A great tight end is one of the greatest mixtures of power, agility, speed, and quickness in professional sports. From Rob Gronkowski to Mike Ditka, the position has always been one that attracted freaks of nature.

Many modern tight ends are failed basketball players. When Antonio Gates successfully made that transition for the Chargers, a new era dawned in the NFL. The position has become more specialized, with few throwback players left in the league. Now there are receivers and blockers, rarely both.

I have always been a sucker for throwback players, and that is going to show through as you go through this list. If a tight end can only do half the job, he’s not a great tight end, he’s a big wide receiver.
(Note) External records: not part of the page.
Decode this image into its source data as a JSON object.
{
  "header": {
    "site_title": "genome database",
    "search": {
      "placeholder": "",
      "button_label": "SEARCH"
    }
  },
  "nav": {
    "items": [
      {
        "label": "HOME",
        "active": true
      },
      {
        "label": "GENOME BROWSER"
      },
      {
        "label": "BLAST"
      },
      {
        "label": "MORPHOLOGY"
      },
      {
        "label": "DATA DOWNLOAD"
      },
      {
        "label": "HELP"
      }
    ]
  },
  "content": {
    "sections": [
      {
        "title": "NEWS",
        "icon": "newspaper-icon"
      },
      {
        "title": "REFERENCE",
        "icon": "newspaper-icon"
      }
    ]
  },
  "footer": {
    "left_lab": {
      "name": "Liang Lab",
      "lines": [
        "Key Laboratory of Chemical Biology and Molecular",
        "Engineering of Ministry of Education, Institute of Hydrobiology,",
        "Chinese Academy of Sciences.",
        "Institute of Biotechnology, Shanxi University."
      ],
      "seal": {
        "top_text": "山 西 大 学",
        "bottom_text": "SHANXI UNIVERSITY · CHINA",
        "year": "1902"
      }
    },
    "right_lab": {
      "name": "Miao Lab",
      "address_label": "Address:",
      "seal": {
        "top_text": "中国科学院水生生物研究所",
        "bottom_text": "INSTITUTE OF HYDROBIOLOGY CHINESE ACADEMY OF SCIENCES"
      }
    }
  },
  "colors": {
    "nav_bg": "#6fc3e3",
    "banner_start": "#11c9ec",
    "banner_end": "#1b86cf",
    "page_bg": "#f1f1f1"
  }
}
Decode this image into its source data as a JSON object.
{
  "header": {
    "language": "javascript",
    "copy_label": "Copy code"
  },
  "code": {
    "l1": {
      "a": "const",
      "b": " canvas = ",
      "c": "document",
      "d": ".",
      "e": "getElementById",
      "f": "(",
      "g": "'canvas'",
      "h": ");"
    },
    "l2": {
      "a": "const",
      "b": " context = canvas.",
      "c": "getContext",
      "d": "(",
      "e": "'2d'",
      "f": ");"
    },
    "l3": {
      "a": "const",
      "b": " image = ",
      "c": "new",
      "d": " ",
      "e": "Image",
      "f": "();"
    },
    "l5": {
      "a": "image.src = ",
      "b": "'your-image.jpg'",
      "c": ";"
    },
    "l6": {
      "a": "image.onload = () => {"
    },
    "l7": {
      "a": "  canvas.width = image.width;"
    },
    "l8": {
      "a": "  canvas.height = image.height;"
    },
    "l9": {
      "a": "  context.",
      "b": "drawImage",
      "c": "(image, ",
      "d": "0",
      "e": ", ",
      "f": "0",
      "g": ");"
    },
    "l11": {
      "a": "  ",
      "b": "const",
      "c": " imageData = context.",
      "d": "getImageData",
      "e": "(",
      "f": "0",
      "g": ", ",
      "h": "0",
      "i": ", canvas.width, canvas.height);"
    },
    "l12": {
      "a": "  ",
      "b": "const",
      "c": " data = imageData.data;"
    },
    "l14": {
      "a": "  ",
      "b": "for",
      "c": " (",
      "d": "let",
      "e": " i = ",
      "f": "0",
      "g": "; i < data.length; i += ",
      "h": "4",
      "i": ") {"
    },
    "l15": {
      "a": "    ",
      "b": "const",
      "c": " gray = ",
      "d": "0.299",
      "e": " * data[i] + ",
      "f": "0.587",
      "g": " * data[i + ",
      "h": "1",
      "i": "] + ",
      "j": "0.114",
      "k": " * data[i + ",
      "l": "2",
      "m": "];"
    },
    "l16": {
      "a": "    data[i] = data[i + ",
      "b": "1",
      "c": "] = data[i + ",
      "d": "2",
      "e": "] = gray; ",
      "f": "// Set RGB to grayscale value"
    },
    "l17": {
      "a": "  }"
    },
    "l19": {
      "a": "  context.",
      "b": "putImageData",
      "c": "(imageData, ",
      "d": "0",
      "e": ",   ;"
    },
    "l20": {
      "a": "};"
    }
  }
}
The NFC North has a solid mixture of mindsets for assembling tight end groups. One team has made the unit a throwaway group that will not factor greatly into their plans. Another has taken multiple high-risk shots at greatness. They may sit atop the division for one week and the bottom seven days later.

The number two team has assembled a sturdy group of veteran role players. Those known quantities will be predictable to both teams coaching staffs each week. Finally we have the team with the best player at the position. Behind him, there is some solid young depth, but the team is clearly riding their throwback tight end.

Without further ado: here is the number four tight end group in the NFC North. Nobody can call me a homer today. The Detroit Lions do not fare well in these rankings.